“It was one of those weird and wonderful occasions sport can throw up,” was the summary of an unforgettable occasions according to Seamus Reade, County Board Event Controller at Nowlan Park said he never experienced anythink
“We would always have aspsired to host big games at Nowlan Park. We haven’t had an opportunity,” he said when he told us the story. “The opportunity never came our way. This was very special. We hosted the Hurling League final earlier. That was big, a good trial run. There was 21,500 at that game.
“A lot of the work we had done that day was repeated. A huge amount of PR in getting people to buy tickets, to come early, to use the supermarkets to get tickets and so on was done. The match was virtually sold out the day before.
“We never saw anything like the way people reacted to getting ready for the game. Normally you have pre-game entertianment, a curtain-raiser or something. There was nothing like that. Everyone could have arrived at the one time, and we were expecting 23,000.
“You have this thing in Croke Park with the Dubs and with 10 minutes to go the venue can be half empty and then everyone arrives together. This time the ground was virtually full 10 minutes before the start. I think there was 15,000 in an hour before the start. There was something like 8,000 in two hours before.
“People came very, very early. The officials present from Croke Park were amazed by the reaction of fans. We looked out at the stiles before the throw-in. There was no one, not one person, outside.
“Everyone was in five or 10 minutes before the start. We had upwards of 250 volunteers on duty, and the eventual crowd was 23,500. Capacity! It was a day like no other. I walked around the pitch about 20 minutes before the teams came out and there was an electricity and buzz from the crowd the likes of which I never experienced.
“Standing on the pitch you could feel the anticipation. It was like there was an electric current running around the ground. There was no sound, no music, no announcements, just the hum of people chatting. There was an expectation you could feel. It was great to be part of it.
“There were no problems, no children lost. People were in great form; there were no medical issues or anything. A pair of glasses lost was about the biggest problem. I don’t think we will ever experience anything like it again. It was a bonding too between the Kilkenny fans and the team that had given them so much over the past decade and more.
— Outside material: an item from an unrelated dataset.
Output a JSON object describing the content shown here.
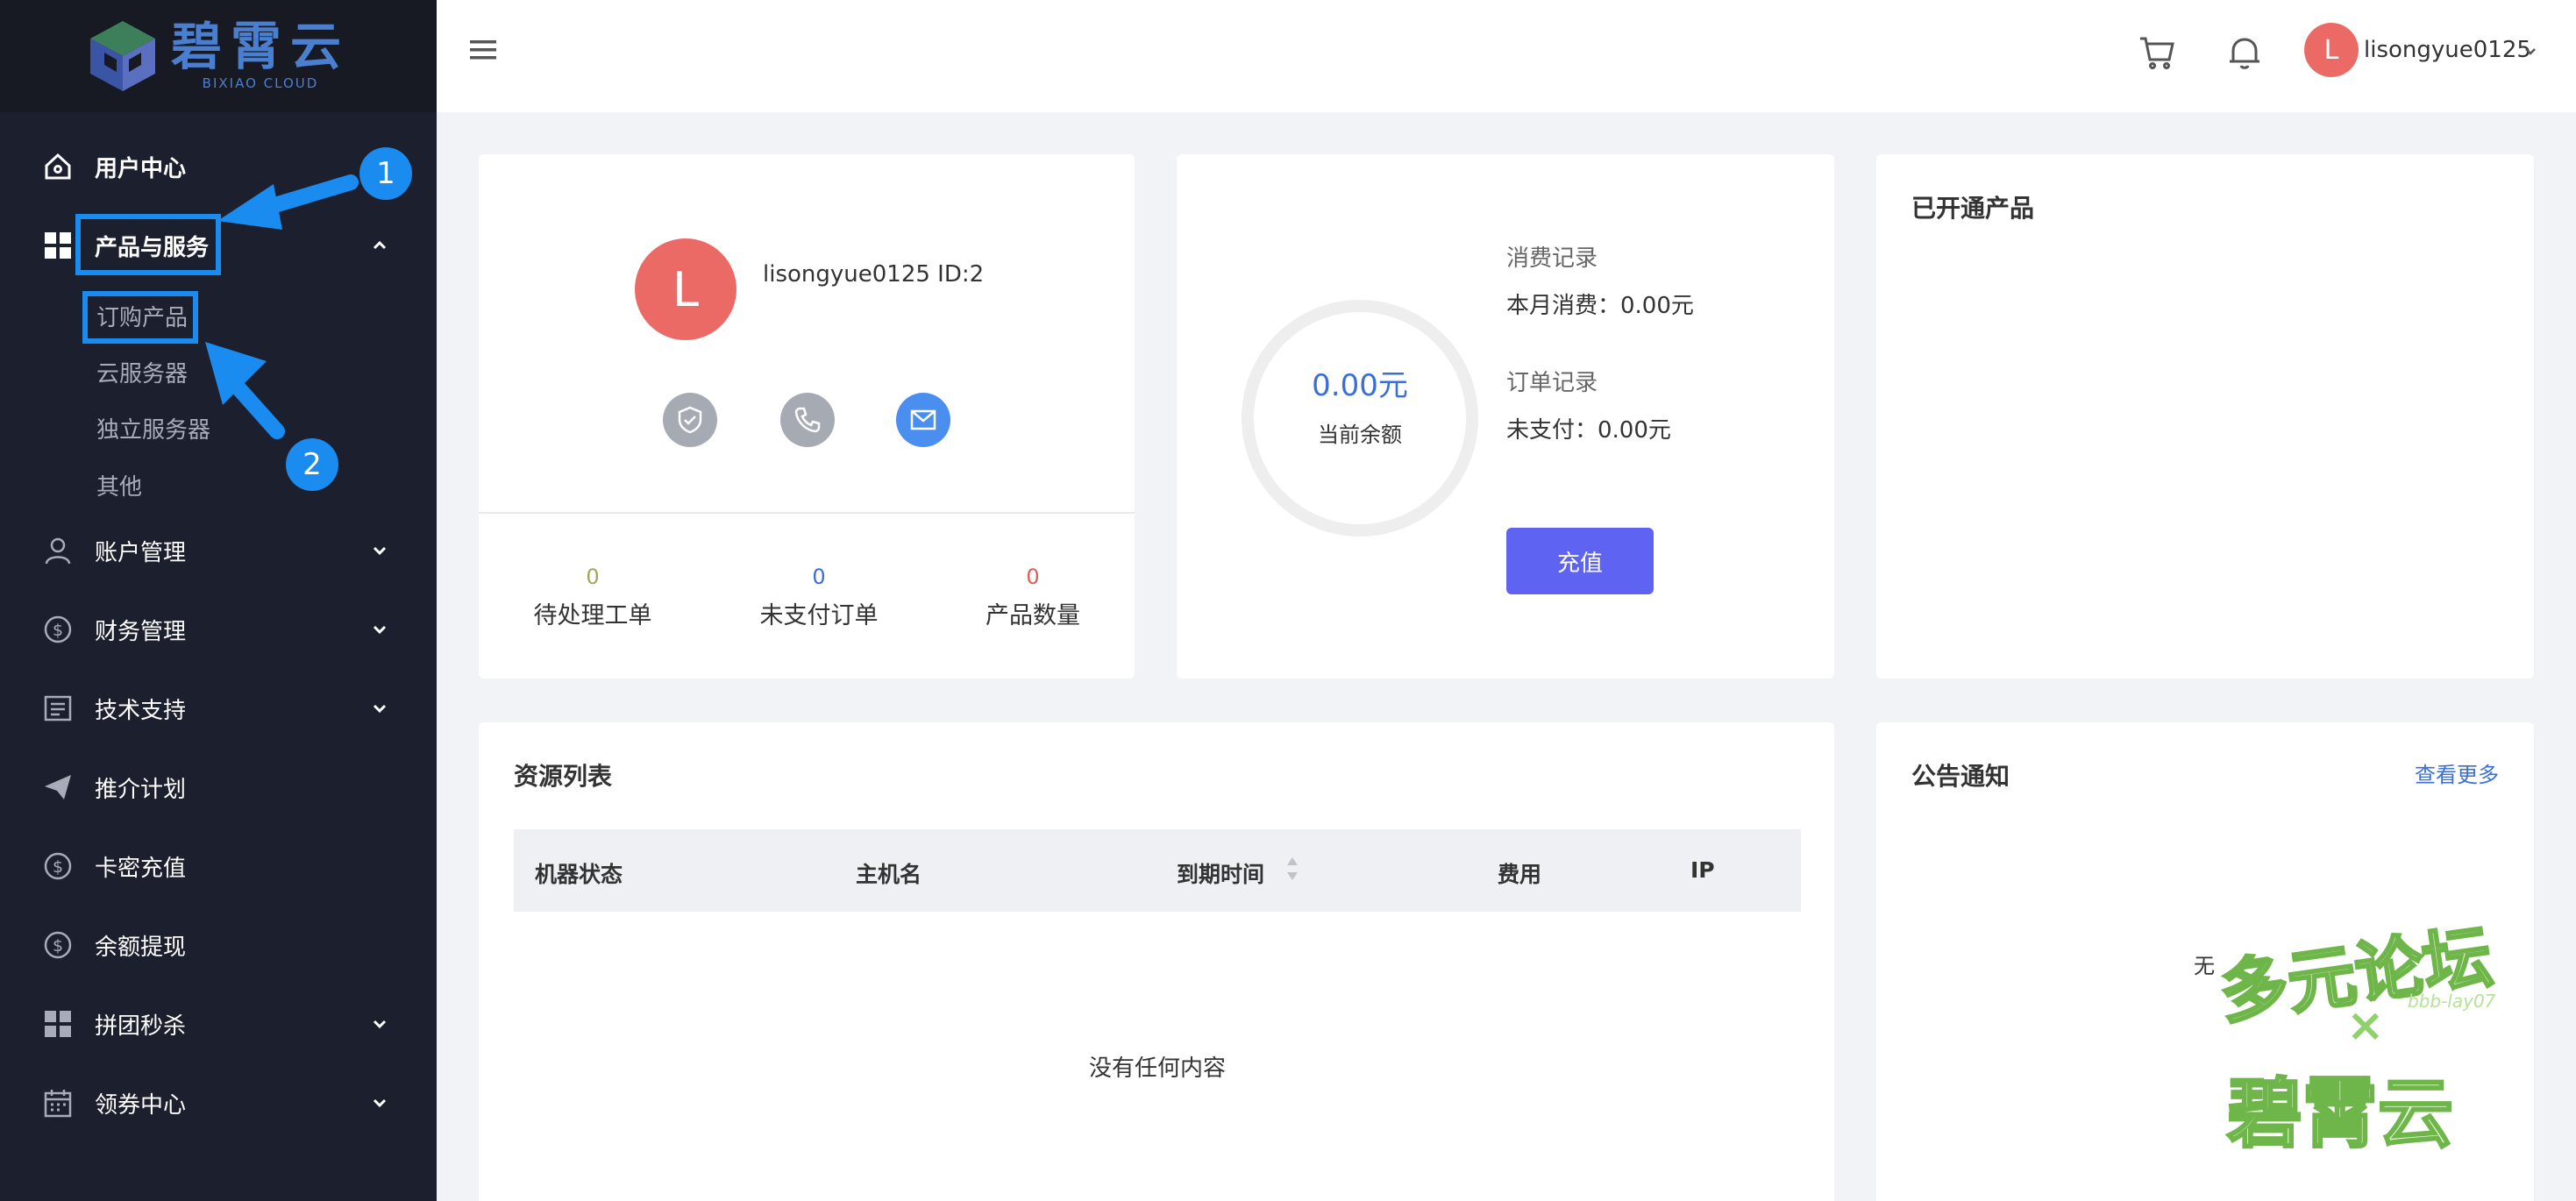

“It was one of those weird and wonderful occasions sport can throw up. Kilkenny hurling has thrown up many great days in Croke Park. This was something like we could never have imagined.”